  • (4/5)
    A realistic look at riding your bike, for us "Unracers." Petersen reminds us that we don't need Lycra, clipless pedals, carbon bikes and long club rides -- just get out and ride. It's a refreshing perspective for those of us who might feel intimidated when we get passed by a line of young guys on skinny-tire bikes. I love the idea -- Just Ride! No ride is too short.
  • (5/5)
    Peterson is very much the ornery, cantankerous, retro grouch, but he has some valid points. Many people who would like to bike are put off by the lycra clad chaingang. I have my share of lycra but have recently bought a steel touring bike and run my errands on it with street shoes and civy clothing. It is important to just ride, to get out there, to use your bike for utilitarian purposes. His line of bikes, Rivendell, are outstanding and I would like to have one, but in the meantime a Surly Long Haul Trucker will do just fine.
  • (2/5)

    1 person found this helpful

    I don't understand who this book is for. The book is less a guide to cycling as a ranting manifesto on why the cycle racing industry and sport has harmed cycling. Especially cycling as a daily activity with few hurdles besides a reliable bike. I've seen many internet comment wars between the so-called Lycra brigade and everyone else, but I'm not on either side. I prefer live and let live, and I wish both sides took that approach too. I didn't learn a whole lot from this book, a few points about wooden bikes (hadn't heard this was a thing) and learning to turn with the body rather then the handlebars - which I understand the theory but not the application. Petersen describes himself and the people who he likes as unracers, people who ride for enjoyment rather then putting in long group rides in lycra trying to train for a big race.

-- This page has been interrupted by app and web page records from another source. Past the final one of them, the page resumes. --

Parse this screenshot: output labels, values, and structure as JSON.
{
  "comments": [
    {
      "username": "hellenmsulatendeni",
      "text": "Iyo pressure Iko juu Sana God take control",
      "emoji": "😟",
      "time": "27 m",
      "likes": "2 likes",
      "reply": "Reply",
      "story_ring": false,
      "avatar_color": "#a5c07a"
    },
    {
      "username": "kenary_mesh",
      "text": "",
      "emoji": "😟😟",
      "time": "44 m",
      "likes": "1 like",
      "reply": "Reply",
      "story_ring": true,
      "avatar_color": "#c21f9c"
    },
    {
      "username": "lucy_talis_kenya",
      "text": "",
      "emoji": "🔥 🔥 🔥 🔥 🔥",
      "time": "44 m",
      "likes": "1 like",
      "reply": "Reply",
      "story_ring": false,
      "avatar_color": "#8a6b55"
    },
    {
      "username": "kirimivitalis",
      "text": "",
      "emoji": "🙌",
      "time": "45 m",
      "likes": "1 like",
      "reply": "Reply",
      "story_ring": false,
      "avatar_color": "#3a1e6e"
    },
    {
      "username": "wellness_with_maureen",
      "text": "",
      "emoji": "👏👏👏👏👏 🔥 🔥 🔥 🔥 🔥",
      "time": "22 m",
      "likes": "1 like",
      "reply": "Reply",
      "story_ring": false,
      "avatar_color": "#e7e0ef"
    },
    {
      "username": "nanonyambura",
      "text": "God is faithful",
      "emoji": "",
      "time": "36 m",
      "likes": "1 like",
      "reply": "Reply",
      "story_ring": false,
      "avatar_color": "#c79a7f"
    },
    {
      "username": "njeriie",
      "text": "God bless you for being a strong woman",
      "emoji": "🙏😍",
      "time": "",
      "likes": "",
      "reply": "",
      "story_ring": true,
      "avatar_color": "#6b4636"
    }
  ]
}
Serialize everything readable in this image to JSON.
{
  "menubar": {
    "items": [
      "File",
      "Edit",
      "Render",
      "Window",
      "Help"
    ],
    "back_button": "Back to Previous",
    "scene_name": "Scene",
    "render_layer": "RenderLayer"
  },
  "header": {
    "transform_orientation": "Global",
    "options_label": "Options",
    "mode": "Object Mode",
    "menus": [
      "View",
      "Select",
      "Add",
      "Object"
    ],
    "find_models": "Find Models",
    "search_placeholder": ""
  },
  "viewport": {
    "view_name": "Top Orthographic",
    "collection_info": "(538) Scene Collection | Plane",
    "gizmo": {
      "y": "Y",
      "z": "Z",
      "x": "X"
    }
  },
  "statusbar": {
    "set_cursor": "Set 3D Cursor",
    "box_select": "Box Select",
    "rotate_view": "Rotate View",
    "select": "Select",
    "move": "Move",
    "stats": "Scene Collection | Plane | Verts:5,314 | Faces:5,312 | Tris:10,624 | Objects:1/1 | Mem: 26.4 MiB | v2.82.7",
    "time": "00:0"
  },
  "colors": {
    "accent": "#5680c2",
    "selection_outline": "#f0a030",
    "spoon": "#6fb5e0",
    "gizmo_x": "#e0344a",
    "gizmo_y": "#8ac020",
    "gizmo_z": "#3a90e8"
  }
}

For a book that bemoans racers, I read far too much about racing and group rides; how training doesn't make you fit; how bikes (and tyres) are over designed and too expensive and don't work in real world conditions yet I wanted a guide for the average bicycle rider, a long way from the world of competitive road cycling. If I was a member of the lycra brigrade I would find this book even more divisive and off-putting.

    1 person found this helpful